The sheer strength and clarity of writing is a joy to read. It’s the style of writing that many of the best use, where you don’t even realize how powerfully that style is building a world around you, putting you exactly where it wants you. The powerful can make you do or feel what they want, but the truly powerful make you do it without even realizing it. It’s so strong it doesn’t need to be showy. Just an example, without further commentary:

“You see,” she began at last, “living alone, as I do, in a rather out-of-the-way part of the world, one has to have a hobby. There is, of course, woolwork, and Guides, and Welfare, and sketching, but my hobby is–and always has been–Human Nature. So varied–and so very fascinating. And, of course, in a small village, with nothing to distract one, one has such ample opportunity for becoming what I might call proficient in one’s study.”

This is the source of Miss Marple’s power. Sure, her template is just that of the nosy old neighbor, but add to that her keen intelligence and singular understanding of human nature, and she’s a dangerous adversary. There’s something so delicious in an unassuming old lady, ignored by most and feared by none, having the perspicacity to pierce through to the truth and undo all the careful plotting of the murderer.

Another of Miss Marple’s quotes, savage to the extreme, was on the subject of her modern novelist nephew:

“His poems have no capital letters in them, which is, I believe, the essence of modernity. His books are about unpleasant people leading lives of surpassing dullness.”

Unassuming old lady, able to tear the heart out of anyone who doesn’t impress her. I also particularly love this quote because it’s so true. I love modern fiction on the level of Midnight’s Children or Infinite Jest, but so much gets a pass as serious literature simply because it’s boring and miserable, which must mean it is Important. The 100 pages of Franzen’s The Corrections to which I had the fortitude to subject myself is some of the worst “literature” I’ve ever read. Unpleasant people and lives of surpassing dullness, indeed.

Agatha Christie, my mother, and me

Me, mom, dad, sister on a bridge in nature
My favorite family photo, featuring my dad, who is a big reason I love nature and didn’t end up an indoor kid. I’ll never have to write anything about that, because he’s going to live forever.

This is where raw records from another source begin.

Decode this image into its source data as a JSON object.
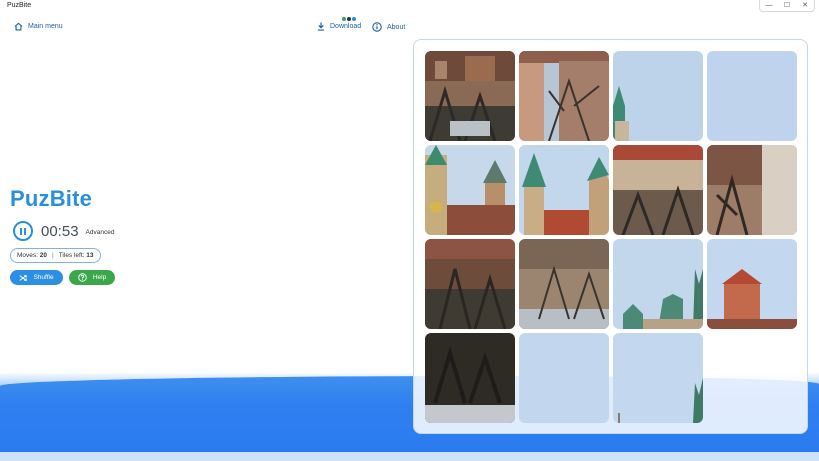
{
  "window": {
    "title": "PuzBite",
    "controls": [
      "—",
      "☐",
      "✕"
    ]
  },
  "nav": {
    "main_menu": "Main menu",
    "download": "Download",
    "about": "About"
  },
  "game": {
    "title": "PuzBite",
    "timer": "00:53",
    "difficulty": "Advanced",
    "moves_label": "Moves:",
    "moves": "20",
    "tiles_left_label": "Tiles left:",
    "tiles_left": "13",
    "shuffle_label": "Shuffle",
    "help_label": "Help"
  },
  "colors": {
    "accent": "#2a8fdc",
    "shuffle": "#2b8fe3",
    "help": "#3aa84a",
    "wave": "#2f7ff0"
  },
  "board": {
    "grid": "4x4",
    "tiles": [
      {
        "id": "tile-1",
        "scene": "buildings-trees"
      },
      {
        "id": "tile-2",
        "scene": "building-bare-tree"
      },
      {
        "id": "tile-3",
        "scene": "sky-green-spire"
      },
      {
        "id": "tile-4",
        "scene": "sky"
      },
      {
        "id": "tile-5",
        "scene": "clock-tower"
      },
      {
        "id": "tile-6",
        "scene": "cathedral-towers"
      },
      {
        "id": "tile-7",
        "scene": "building-red-roof"
      },
      {
        "id": "tile-8",
        "scene": "buildings-trees-right"
      },
      {
        "id": "tile-9",
        "scene": "brick-building-trees"
      },
      {
        "id": "tile-10",
        "scene": "wall-trees"
      },
      {
        "id": "tile-11",
        "scene": "green-domes"
      },
      {
        "id": "tile-12",
        "scene": "round-tower"
      },
      {
        "id": "tile-13",
        "scene": "dark-trees-riverside"
      },
      {
        "id": "tile-14",
        "scene": "sky"
      },
      {
        "id": "tile-15",
        "scene": "sky-spire-base"
      },
      {
        "id": "tile-16",
        "scene": "empty"
      }
    ]
  }
}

Agatha Christie gives you plenty to chew on in this novel. The frantic fitting together of every little detail as you read, hoping to prove to yourself that you’re smart enough to figure it out before the big reveal. The satisfaction of the big reveal itself, as the intricate structure of everything she’s built up to that point becomes apparent. The deep understanding of people, what they want, and how they act. Christie pulling all this out of a small village in the middle of a quiet old English county is perhaps the most impressive thing she does. It reflects actual life so well — no matter how little is happening, no matter how boring something appears to be, there is always depth to it, like a drop of water under a microscope shows an entire unimagined world, teeming with microbes.

It helped me grieve for my mother because while I was reading it, she was right there with me. I’m so much like her that she won’t be gone until I stop breathing, and it’s comforting to be reminded of that. After I type these last words, I’ll stumble off to the kitchen, make myself salmon with shishito peppers, and watch The Defenders, continuing to lead a motherless life. While I’m writing this, and while reading The Murder at the Vicarage, I’m not motherless. Reading and writing are so much of my inheritance from her that doing those things brings her back. She’s with me, not in a mystical sense, but because she built who I am. 

Anyway, The Murder at the Vicarage is a good book, and you should probably read it.